Mitigating Factors

In addition to challenging the prosecution's case, presenting mitigating factors can help reduce potential penalties or influence the court's decision in your favor.

Clean driving record

A clean driving record can be a valuable factor in your defense. If you have a history of safe driving and have not previously been cited for speeding or other traffic offenses, emphasize this point to the judge. Demonstrating your commitment to safe driving practices can help portray you as a responsible and law-abiding driver, potentially resulting in a more lenient outcome.

Attending driving courses or traffic school

Taking the initiative to attend driving courses or traffic school can also work in your favor. By completing educational programs focused on defensive driving or traffic laws, you demonstrate a genuine commitment to improving your driving skills and knowledge. Present any certificates or documentation from these courses during your trial to show the court that you have taken proactive steps to rectify any deficiencies.

Showing remorse and lessons learned

Expressing genuine remorse and illustrating the lessons you have learned from the experience can have a positive impact on the court's perception of your case. Acknowledge the seriousness of the offense and convey a sincere commitment to obeying traffic laws in the future. Demonstrating personal growth and a desire to avoid future violations can help mitigate potential penalties and increase the chance of a more favorable outcome.

Understanding Plea Bargain Options

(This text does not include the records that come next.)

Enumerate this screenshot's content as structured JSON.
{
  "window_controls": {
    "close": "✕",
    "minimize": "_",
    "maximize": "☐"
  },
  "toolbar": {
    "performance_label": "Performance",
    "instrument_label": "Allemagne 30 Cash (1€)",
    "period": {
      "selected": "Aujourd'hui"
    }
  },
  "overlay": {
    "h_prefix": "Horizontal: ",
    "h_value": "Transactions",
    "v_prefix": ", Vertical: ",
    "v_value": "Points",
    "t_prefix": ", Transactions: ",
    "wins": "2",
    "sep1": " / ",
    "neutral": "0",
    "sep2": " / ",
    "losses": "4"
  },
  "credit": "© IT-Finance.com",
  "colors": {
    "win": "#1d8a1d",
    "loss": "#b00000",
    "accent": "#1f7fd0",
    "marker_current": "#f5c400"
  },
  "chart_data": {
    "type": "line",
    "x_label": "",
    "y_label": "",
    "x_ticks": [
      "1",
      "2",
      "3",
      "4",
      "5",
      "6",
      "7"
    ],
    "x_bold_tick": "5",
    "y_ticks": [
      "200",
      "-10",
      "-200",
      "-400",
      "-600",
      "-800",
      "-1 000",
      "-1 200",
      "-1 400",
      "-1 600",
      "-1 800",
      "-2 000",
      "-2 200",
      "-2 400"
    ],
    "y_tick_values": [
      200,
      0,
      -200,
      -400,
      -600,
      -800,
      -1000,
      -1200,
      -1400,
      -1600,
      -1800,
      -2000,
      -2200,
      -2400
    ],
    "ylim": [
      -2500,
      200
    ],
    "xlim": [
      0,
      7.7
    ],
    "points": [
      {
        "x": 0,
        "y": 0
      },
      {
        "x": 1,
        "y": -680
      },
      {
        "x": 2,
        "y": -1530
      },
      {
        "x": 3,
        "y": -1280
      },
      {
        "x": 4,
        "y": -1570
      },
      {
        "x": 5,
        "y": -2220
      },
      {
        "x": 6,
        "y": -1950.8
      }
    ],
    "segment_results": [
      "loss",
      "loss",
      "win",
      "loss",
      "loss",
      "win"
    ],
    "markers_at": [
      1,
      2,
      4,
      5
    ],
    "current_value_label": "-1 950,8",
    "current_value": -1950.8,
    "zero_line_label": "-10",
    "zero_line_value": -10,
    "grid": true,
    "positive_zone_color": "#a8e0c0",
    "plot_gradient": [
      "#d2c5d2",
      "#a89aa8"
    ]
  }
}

Seeking a plea bargain can be a viable option in some cases, offering potential reductions in charges or penalties. Understanding and considering these possibilities can help you make an informed decision regarding your defense strategy.

Negotiating with the prosecution

Negotiating a plea bargain involves engaging in discussions with the prosecution in an attempt to reach a mutually agreeable resolution to your case. This can include pleading guilty to a lesser offense, such as a non-moving violation, in exchange for a lower fine or reduced penalties. By engaging in meaningful negotiations, you and your attorney can explore potential alternatives that may be favorable to you while also satisfying the prosecution's interests.

Reduced charges or penalties

Through plea negotiations, it may be possible to secure reduced charges or penalties that are less severe than the original citation. This can include reducing a speeding misdemeanor to an infraction or negotiating for a lower fine. By exploring these options, you can potentially avoid harsh consequences and maintain a more favorable driving record.

Deferred adjudication

In some jurisdictions, deferred adjudication programs exist for first-time offenders. Under these programs, you may be offered the chance to complete certain requirements, such as attending a driving course or completing community service, in exchange for the dismissal of your charges. While these programs typically involve admitting guilt, successful completion allows you to avoid a conviction on your record. Discuss the possibility of a deferred adjudication program with your attorney to determine if it is available in your jurisdiction and if it is a viable option for you.

In conclusion, winning a speeding ticket case in court requires a systematic and thorough approach. Understanding the type of offense, the legal implications, and the potential penalties will help you make informed decisions. Gathering evidence, reviewing the ticket for errors, and research the law will strengthen your defense. Legal preparation, courtroom etiquette, and organizing your documents beforehand will contribute to a smooth trial experience. Strategically presenting your case and arguing your defense can help challenge the prosecution's evidence. Additionally, emphasizing mitigating factors and exploring plea bargain options may lead to a more favorable outcome in your speeding ticket case. By following these guidelines, you can increase your chances of success in court and come out on top with your speeding ticket case.

Get your own How To Win Speeding Ticket In Court today.